_Task_: Copy every line of the records exactly, without including the images.

(Dataset rows describing interfaces)
----------

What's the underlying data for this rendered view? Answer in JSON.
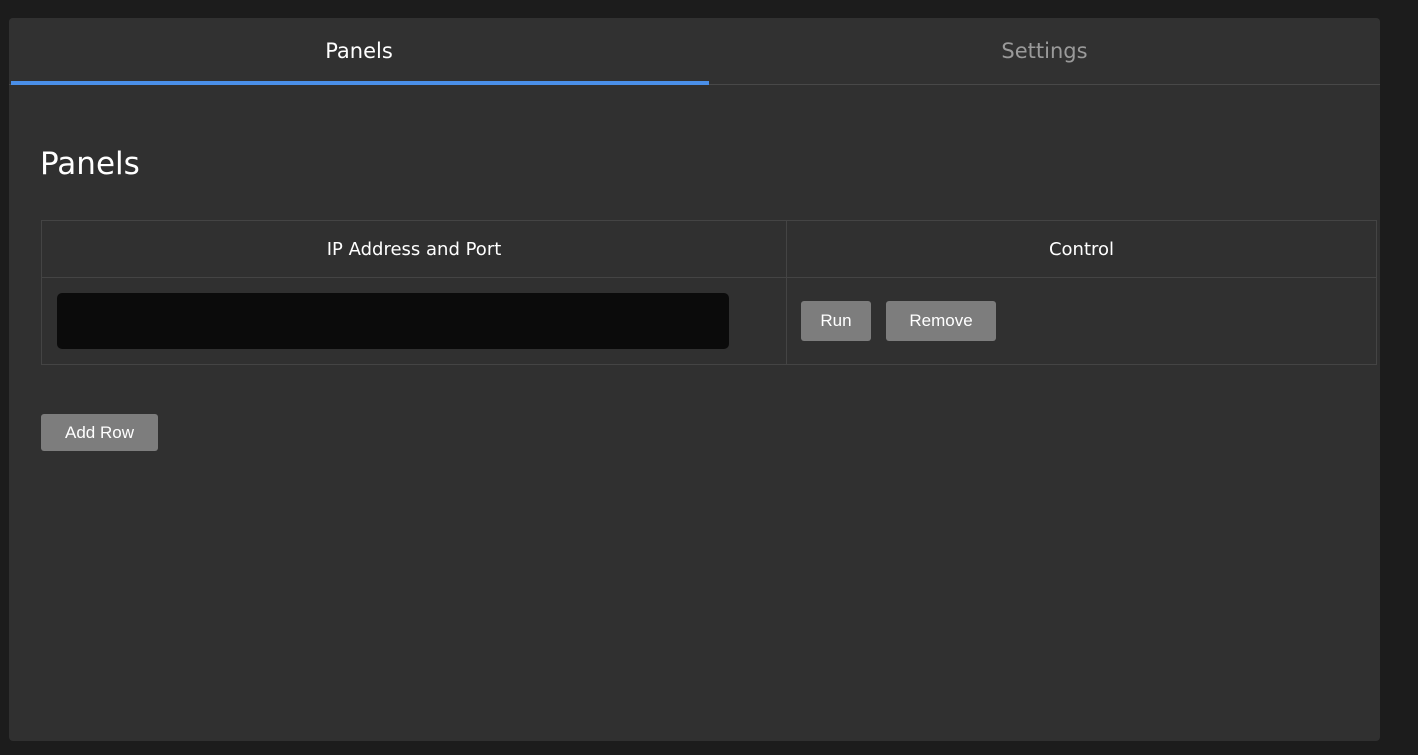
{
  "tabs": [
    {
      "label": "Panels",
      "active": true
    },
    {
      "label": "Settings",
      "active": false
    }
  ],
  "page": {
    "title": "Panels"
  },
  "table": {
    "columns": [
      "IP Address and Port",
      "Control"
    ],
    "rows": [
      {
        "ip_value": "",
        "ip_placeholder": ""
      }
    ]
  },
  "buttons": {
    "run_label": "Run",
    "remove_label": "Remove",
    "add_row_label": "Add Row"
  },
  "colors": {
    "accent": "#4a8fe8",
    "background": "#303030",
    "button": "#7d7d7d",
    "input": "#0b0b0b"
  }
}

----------

_Answer below_:
What's the underlying data for this rendered view? Answer in JSON.
{
  "tabs": [
    {
      "label": "Panels",
      "active": true
    },
    {
      "label": "Settings",
      "active": false
    }
  ],
  "page": {
    "title": "Panels"
  },
  "table": {
    "columns": [
      "IP Address and Port",
      "Control"
    ],
    "rows": [
      {
        "ip_value": "",
        "ip_placeholder": ""
      }
    ]
  },
  "buttons": {
    "run_label": "Run",
    "remove_label": "Remove",
    "add_row_label": "Add Row"
  },
  "colors": {
    "accent": "#4a8fe8",
    "background": "#303030",
    "button": "#7d7d7d",
    "input": "#0b0b0b"
  }
}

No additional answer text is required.